IT is often best to walk one way along a river rather than repeat the return on the opposite bank.

On this walk taking a bus to the start and returning alongside the River Ure is the best plan to ensure there are surprises along the way.

Take the bus from Masham to Middleham and return south alongside the Ure. The no 159 leaves Masham market place at 10.15 (at present, please check) and takes 20 minutes.

Middleham is a very attractive Dales village, one of the best.

The castle is worth a visit and overlooks the village, find it via a series of cobbled streets from the market place.

To start the walk, take the main road heading east for a quarter of a mile from the end of the village to a farm lane heading south. Continue down the lane for three quarters of a mile to the River Cover.

The lane becomes a footpath as it approaches the river. Turn left and follow the river through fields to Cover Bridge, the stepping stones opposite will probably be under water after the recent weather so do not attempt them.

There is a traditional Dales pub at Cover Bridge situated on a fine pack horse bridge. It sits on the River Cover, just 150 metres from the confluence with the River Ure.

The next mile of this ever changing walk is a real pleasure. The path sticks close to the river (Cover soon becoming the Ure) as it passes serenely through the landscape of the area.

As well as walkers it is popular with fishermen… do watch out for the legendary ‘kelpie’ fish which allegedly leaps out to devour its victims.

The path follows a mix of woodland and open walking till it arrives at the ruins of Jervaulx Abbey.
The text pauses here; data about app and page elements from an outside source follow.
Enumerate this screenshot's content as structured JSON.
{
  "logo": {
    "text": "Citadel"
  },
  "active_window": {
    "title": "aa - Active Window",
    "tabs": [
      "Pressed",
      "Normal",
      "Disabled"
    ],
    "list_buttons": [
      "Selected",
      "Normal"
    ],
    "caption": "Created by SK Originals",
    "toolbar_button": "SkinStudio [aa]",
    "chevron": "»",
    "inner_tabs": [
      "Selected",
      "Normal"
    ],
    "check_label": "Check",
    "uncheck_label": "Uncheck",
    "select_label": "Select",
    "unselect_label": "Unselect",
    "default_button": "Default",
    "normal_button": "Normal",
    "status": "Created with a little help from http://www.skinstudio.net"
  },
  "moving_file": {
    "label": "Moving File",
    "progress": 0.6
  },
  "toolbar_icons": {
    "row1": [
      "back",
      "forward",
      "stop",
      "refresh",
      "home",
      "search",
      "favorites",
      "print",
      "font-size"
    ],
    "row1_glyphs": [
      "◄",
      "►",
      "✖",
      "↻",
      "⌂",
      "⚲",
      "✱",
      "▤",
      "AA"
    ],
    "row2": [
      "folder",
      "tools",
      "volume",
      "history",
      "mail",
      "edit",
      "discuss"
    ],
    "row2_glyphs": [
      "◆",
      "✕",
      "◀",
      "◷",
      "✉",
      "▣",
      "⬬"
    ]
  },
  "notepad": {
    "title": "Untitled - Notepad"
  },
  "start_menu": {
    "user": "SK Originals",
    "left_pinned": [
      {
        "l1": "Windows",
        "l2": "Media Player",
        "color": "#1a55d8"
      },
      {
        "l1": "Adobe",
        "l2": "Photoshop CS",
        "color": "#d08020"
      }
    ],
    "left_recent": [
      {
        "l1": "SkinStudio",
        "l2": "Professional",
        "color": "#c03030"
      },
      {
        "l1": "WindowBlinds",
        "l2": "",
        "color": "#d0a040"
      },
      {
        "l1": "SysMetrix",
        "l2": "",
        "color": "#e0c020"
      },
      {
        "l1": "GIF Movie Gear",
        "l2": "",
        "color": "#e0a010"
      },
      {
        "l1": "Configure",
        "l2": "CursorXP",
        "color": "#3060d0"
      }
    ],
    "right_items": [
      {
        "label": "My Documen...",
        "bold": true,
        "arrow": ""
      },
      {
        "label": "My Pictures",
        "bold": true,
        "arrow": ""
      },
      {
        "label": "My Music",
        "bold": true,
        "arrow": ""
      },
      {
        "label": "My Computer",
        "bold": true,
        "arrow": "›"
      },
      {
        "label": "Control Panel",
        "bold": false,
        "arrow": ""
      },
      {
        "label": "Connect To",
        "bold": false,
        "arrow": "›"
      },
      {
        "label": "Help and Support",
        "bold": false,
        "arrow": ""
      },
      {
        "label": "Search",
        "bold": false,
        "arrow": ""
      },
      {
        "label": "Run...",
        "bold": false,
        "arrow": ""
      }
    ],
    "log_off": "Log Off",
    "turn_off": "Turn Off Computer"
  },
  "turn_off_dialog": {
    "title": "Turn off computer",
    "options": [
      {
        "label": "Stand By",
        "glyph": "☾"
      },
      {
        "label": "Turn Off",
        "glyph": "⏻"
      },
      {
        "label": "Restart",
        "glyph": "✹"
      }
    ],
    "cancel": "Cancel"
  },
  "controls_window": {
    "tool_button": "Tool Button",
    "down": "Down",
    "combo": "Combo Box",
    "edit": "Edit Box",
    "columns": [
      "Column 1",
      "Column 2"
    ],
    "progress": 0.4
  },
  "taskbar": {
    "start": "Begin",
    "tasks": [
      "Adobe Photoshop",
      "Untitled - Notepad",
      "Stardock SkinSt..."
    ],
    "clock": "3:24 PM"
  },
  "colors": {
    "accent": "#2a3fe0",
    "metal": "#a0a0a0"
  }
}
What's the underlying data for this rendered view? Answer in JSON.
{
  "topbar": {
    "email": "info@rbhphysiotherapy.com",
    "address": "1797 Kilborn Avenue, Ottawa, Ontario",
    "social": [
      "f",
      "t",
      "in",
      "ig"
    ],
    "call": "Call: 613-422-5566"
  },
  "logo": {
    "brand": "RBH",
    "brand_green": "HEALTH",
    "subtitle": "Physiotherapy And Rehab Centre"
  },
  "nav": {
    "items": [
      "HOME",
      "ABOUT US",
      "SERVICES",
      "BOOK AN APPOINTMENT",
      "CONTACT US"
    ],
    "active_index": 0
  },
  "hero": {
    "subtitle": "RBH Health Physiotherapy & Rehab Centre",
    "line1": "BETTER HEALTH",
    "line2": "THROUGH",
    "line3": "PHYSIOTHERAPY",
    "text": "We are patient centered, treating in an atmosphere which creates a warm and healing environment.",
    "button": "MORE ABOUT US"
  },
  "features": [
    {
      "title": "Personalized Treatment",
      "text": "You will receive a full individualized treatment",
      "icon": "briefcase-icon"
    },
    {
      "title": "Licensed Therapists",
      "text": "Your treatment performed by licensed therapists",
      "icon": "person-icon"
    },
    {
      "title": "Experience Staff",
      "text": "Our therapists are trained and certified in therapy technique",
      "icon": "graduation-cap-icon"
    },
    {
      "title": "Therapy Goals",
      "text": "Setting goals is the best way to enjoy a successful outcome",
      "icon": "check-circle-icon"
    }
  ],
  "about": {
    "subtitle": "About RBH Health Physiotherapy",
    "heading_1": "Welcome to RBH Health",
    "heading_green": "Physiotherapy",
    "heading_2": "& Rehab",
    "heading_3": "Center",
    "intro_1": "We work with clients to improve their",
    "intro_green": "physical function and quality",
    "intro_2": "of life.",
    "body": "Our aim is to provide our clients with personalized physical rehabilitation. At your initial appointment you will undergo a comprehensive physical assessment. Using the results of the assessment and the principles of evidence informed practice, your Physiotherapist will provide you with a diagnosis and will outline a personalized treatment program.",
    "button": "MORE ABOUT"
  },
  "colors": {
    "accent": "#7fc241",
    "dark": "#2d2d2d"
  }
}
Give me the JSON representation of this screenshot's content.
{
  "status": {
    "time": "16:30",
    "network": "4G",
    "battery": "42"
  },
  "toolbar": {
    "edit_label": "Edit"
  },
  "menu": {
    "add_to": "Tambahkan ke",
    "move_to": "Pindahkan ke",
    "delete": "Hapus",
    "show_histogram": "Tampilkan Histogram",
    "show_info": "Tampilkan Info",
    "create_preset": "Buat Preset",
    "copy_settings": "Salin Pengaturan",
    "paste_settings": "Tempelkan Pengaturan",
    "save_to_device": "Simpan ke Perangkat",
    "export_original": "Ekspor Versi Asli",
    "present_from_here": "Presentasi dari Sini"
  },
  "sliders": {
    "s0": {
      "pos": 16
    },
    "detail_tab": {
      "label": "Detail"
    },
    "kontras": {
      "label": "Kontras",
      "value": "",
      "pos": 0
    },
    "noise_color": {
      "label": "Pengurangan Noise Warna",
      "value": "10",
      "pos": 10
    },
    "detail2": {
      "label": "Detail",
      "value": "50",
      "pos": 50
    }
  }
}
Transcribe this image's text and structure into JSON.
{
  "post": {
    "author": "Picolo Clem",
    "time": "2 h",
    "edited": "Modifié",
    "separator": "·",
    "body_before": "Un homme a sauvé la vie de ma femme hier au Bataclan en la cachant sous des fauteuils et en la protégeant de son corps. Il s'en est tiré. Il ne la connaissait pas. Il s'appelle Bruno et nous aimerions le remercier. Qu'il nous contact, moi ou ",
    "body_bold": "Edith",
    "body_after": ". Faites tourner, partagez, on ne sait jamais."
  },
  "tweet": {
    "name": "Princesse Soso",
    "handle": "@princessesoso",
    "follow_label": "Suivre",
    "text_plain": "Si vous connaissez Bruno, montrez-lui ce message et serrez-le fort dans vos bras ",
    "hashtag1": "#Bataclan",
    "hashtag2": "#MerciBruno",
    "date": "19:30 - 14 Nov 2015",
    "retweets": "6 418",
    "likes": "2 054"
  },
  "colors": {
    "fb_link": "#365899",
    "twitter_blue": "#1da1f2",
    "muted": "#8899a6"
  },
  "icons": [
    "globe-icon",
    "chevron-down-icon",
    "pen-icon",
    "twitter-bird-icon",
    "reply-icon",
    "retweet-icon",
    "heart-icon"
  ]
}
Jervaulx Abbey was a Cistercian Abbey, the ruins today creating only a part impression of the size and power of the abbey’s past.

Explore the remains of the abbey, set amongst the wild flowers, trees and shrubs which have been allowed to grow up within its walls. Then take the main track/road which crosses through the grounds of Jervaulx Abbey, a well preserved park full of sheep and deer (although I have never seen the deer!). After passing the gate house on the edge of the estate turn left at the road and follow this down to Kilgram Bridge. Although it was the monks who originally built this fine bridge if you lean over the side and look carefully in to the running water you will be able to see the foundations of an old Roman road, part of a ford for their legions on their way north.

Return a few metres south past Kilgram Grange to a path heading parallel to the river. Keep the river in view as the path winds its way for two miles (sometimes difficult to see on the ground) until it arrives in the attractive village of Low Ellington. Head south east alongside some higher ground on a path past a small plantation and bend left back towards the river bank. The path then heads south to some marshy/wet ground before arriving at the wetlands reserve of Marland. Follow the marked paths through the reserve. You exit the wetlands at its southern end just a few hundred metres from the outskirts of Masham. The reserve makes an interesting end to this walk full of contrasts.

Fact File:

Distance: Roughly 11.5 miles.

Height to Climb: 130m (430 feet)

Start: SE 127878. The bus drops you in the centre of Middleham.

Difficulty: Medium. The paths may be muddy and wet in places.

Refreshments: There is plenty of pubs and cafes in Masam. There is a café at Jervaulx Abbey and a pub at Cover Bridge en route.

The route description and sketch map only provide a guide to the walk. You must take out and be able to read a map (O/S Explorer OL30 & 302) and in cloudy/misty conditions a compass. You must also wear the correct clothing and footwear for the outdoors.